◆ Interface dataset entries
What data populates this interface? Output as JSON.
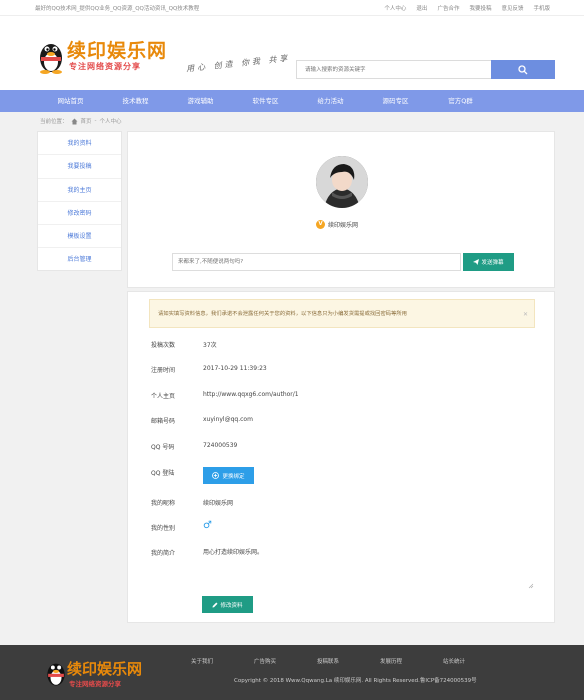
{
  "topbar": {
    "tagline": "最好的QQ技术网_提供QQ业务_QQ资源_QQ活动资讯_QQ技术教程",
    "links": [
      "个人中心",
      "退出",
      "广告合作",
      "我要投稿",
      "意见反馈",
      "手机版"
    ]
  },
  "header": {
    "logo_title": "续印娱乐网",
    "logo_sub": "专注网络资源分享",
    "slogan": "用心 创造 你我 共享",
    "search_placeholder": "请输入搜索的资源关键字"
  },
  "nav": [
    "网站首页",
    "技术教程",
    "游戏辅助",
    "软件专区",
    "给力活动",
    "源码专区",
    "官方Q群"
  ],
  "breadcrumb": {
    "prefix": "当前位置：",
    "home": "首页",
    "sep": "-",
    "current": "个人中心"
  },
  "sidebar": [
    "我的资料",
    "我要投稿",
    "我的主页",
    "修改密码",
    "模板设置",
    "后台管理"
  ],
  "profile": {
    "username": "续印娱乐网",
    "badge": "V",
    "message_placeholder": "来都来了,不随便说两句吗?",
    "send_label": "发送弹幕"
  },
  "details": {
    "notice": "请如实填写资料信息，我们承诺不会泄露任何关于您的资料，以下信息只为小编发货需提或找回密码等所用",
    "rows": [
      {
        "label": "投稿次数",
        "value": "37次"
      },
      {
        "label": "注册时间",
        "value": "2017-10-29 11:39:23"
      },
      {
        "label": "个人主页",
        "value": "http://www.qqxg6.com/author/1"
      },
      {
        "label": "邮箱号码",
        "value": "xuyinyl@qq.com"
      },
      {
        "label": "QQ 号码",
        "value": "724000539"
      },
      {
        "label": "QQ 登陆",
        "value": ""
      },
      {
        "label": "我的昵称",
        "value": "续印娱乐网"
      },
      {
        "label": "我的性别",
        "value": "♂"
      },
      {
        "label": "我的简介",
        "value": "用心打造续印娱乐网。"
      }
    ],
    "bind_label": "更换绑定",
    "save_label": "修改资料"
  },
  "footer": {
    "logo_title": "续印娱乐网",
    "logo_sub": "专注网络资源分享",
    "links": [
      "关于我们",
      "广告购买",
      "投稿联系",
      "发展历程",
      "站长统计"
    ],
    "copyright": "Copyright © 2018 Www.Qqwang.La 续印娱乐网. All Rights Reserved.鲁ICP备724000539号"
  },
  "colors": {
    "nav": "#7f99e8",
    "accent_green": "#1f9c85",
    "link_blue": "#4a78d8",
    "bind_blue": "#2d9ee8",
    "logo_orange": "#e8890a",
    "logo_red": "#e34b4b"
  }
}
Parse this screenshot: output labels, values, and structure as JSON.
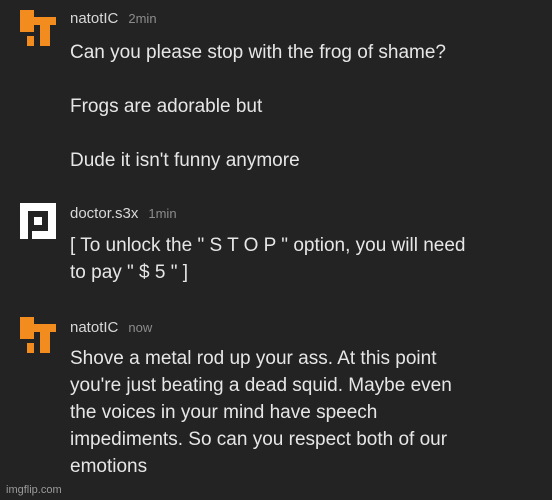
{
  "comments": [
    {
      "avatar_icon": "orange-blocky-avatar-icon",
      "avatar_color": "#F28C1E",
      "username": "natotIC",
      "time": "2min",
      "lines": [
        "Can you please stop with the frog of shame?",
        "",
        "Frogs are adorable but",
        "",
        "Dude it isn't funny anymore"
      ]
    },
    {
      "avatar_icon": "white-p-avatar-icon",
      "avatar_color": "#FFFFFF",
      "username": "doctor.s3x",
      "time": "1min",
      "lines": [
        "[ To unlock the \" S T O P \" option, you will need",
        "to pay \" $ 5 \" ]"
      ]
    },
    {
      "avatar_icon": "orange-blocky-avatar-icon",
      "avatar_color": "#F28C1E",
      "username": "natotIC",
      "time": "now",
      "lines": [
        "Shove a metal rod up your ass. At this point",
        "you're just beating a dead squid. Maybe even",
        "the voices in your mind have speech",
        "impediments. So can you respect both of our",
        "emotions"
      ]
    }
  ],
  "watermark": "imgflip.com"
}
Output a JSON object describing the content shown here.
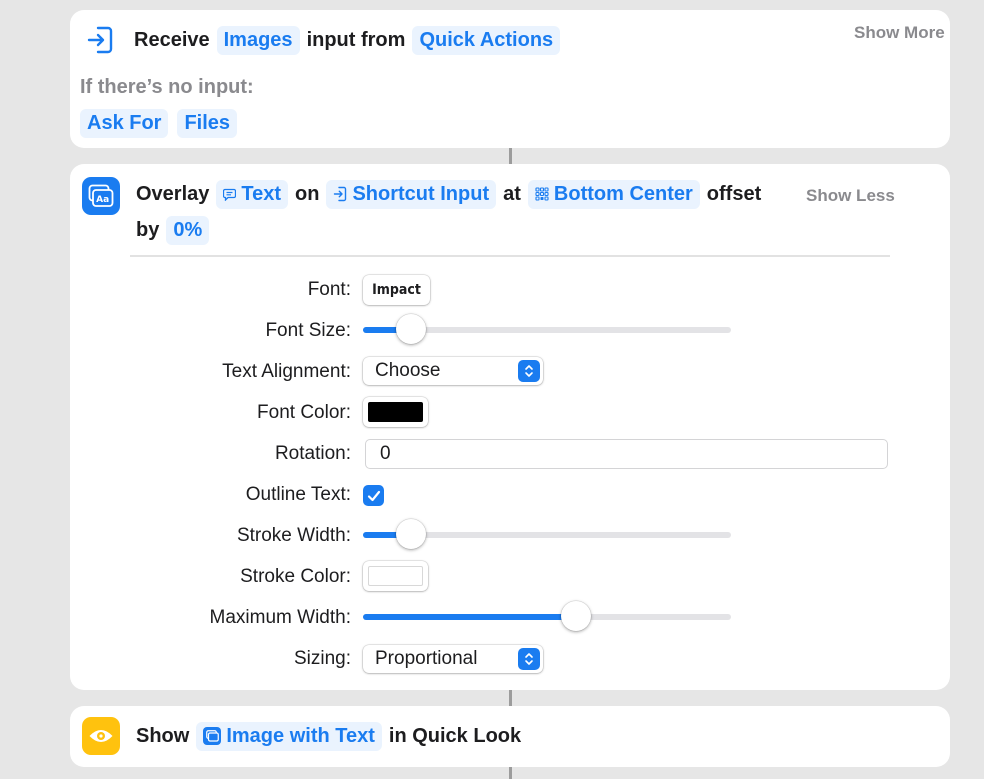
{
  "colors": {
    "accent": "#1a7cf0",
    "token_bg": "#eaf3fe",
    "secondary_text": "#8a8a8e",
    "quicklook_yellow": "#ffc20e"
  },
  "receive_action": {
    "icon": "receive-input-icon",
    "word_receive": "Receive",
    "token_images": "Images",
    "word_input_from": "input from",
    "token_source": "Quick Actions",
    "show_more": "Show More",
    "no_input_label": "If there’s no input:",
    "token_ask_for": "Ask For",
    "token_files": "Files"
  },
  "overlay_action": {
    "icon": "overlay-text-app-icon",
    "app_icon_text": "Aa",
    "word_overlay": "Overlay",
    "token_text": "Text",
    "word_on": "on",
    "token_input": "Shortcut Input",
    "word_at": "at",
    "token_position": "Bottom Center",
    "word_offset": "offset",
    "word_by": "by",
    "token_offset": "0%",
    "show_less": "Show Less",
    "params": {
      "font": {
        "label": "Font:",
        "value": "Impact"
      },
      "font_size": {
        "label": "Font Size:",
        "level": 0.13
      },
      "text_alignment": {
        "label": "Text Alignment:",
        "value": "Choose"
      },
      "font_color": {
        "label": "Font Color:",
        "color": "#000000"
      },
      "rotation": {
        "label": "Rotation:",
        "value": "0"
      },
      "outline_text": {
        "label": "Outline Text:",
        "checked": true
      },
      "stroke_width": {
        "label": "Stroke Width:",
        "level": 0.13
      },
      "stroke_color": {
        "label": "Stroke Color:",
        "color": "#ffffff"
      },
      "maximum_width": {
        "label": "Maximum Width:",
        "level": 0.58
      },
      "sizing": {
        "label": "Sizing:",
        "value": "Proportional"
      }
    }
  },
  "show_action": {
    "icon": "quick-look-eye-icon",
    "word_show": "Show",
    "token_image": "Image with Text",
    "word_in_quick_look": "in Quick Look"
  }
}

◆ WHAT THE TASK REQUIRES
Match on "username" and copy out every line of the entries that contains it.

◆ SOLUTION BELOW
    "username": "续印娱乐网",
      "username": "natotIC",
      "username": "doctor.s3x",
      "username": "natotIC",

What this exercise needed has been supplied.